They actually seem to be going for a lot more than that if refurbished and with reconditioned battery but £41 for untested sounds possible. I wouldn’t say they were a favourite of Neo’s in the matrix movies though. The phones only appeared in the original (an awful Samsung featured in the remaining films) and he didn’t really pick it as a favourite as much as handed it in an envelope. The spring loaded effect the special effects people added was pretty cool though… maybe that should be the next project. I remember someone coming up with an autoslide mod years ago. Perhaps the instructions for that rather cool modification are still out there somewhere…

Article here:

http://www.express.co.uk/news/uk/712576/sitting-fortune-huge-demand-retro-games-mobile-phones-vintage

Get soldering. How to solder replacement cells in to your battery

Ok so you’ve done all your preparation and now you’re ready to get out your soldering iron and install your replacement cells. As with all modifications and fixes involving batteries it’s entirely at your own risk… but it’s not too difficult. Unless you’re doing as I am and trying to film at the same time. Take the appropriate safety precautions and take your time. Before you know it your retro Nokia 8110 or 8110i will be working, unconnected from mains power, for the first time in a few decades. Good luck:

 

Get your shiny new replacement cells ready

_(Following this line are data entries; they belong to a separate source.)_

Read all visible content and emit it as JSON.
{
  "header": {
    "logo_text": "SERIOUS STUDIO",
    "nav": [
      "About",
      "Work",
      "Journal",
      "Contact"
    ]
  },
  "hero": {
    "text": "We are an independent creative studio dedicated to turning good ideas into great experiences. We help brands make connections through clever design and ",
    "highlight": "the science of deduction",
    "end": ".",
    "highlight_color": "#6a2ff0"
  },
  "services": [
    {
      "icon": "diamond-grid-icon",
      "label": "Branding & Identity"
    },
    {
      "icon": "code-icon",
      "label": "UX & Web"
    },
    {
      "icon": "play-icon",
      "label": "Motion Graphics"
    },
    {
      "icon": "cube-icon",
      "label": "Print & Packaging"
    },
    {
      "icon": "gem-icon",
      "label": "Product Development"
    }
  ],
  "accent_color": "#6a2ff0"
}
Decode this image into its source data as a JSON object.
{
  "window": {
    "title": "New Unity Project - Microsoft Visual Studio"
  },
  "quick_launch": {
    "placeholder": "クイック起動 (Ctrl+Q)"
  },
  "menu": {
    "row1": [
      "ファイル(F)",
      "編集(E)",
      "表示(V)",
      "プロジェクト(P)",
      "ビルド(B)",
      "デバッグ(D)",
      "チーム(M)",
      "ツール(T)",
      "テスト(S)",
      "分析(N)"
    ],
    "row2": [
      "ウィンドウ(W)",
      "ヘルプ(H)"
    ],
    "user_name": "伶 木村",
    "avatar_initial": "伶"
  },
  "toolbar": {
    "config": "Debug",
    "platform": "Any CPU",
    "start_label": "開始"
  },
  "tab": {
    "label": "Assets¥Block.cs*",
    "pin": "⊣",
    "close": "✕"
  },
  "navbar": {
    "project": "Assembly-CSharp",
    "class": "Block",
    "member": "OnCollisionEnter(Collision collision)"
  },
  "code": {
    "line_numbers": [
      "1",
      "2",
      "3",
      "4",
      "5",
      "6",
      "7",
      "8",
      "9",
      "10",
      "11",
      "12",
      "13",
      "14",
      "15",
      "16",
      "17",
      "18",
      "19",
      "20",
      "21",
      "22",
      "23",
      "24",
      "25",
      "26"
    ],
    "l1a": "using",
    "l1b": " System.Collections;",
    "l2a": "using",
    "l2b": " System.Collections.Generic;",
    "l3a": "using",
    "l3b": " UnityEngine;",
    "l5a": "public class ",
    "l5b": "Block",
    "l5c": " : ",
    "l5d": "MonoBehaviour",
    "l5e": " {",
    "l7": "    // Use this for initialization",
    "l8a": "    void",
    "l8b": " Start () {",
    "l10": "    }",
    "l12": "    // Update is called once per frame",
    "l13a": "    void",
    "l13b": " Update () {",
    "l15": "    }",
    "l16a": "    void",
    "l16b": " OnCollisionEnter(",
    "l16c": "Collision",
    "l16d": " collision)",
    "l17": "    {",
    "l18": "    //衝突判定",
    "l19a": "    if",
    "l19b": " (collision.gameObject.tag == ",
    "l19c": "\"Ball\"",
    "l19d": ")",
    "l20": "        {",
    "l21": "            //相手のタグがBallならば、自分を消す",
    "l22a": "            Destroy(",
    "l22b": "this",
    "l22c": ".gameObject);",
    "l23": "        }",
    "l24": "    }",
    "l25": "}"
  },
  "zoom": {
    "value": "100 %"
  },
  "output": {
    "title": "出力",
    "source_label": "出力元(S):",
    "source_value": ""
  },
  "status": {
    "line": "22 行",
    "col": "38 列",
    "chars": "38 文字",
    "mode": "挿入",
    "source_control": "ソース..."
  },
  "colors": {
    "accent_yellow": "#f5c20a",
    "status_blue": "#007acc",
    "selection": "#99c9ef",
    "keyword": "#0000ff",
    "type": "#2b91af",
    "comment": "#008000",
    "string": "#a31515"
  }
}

So you have some cells to continue refurbishing your (currently) dead 8110 or 8110i  (our whatever you have). How do you now install them in your battery housing so the cellphone has power flowing through the circuit board for the first time in 20 years or so? What are you go to do next? Let’s have a look: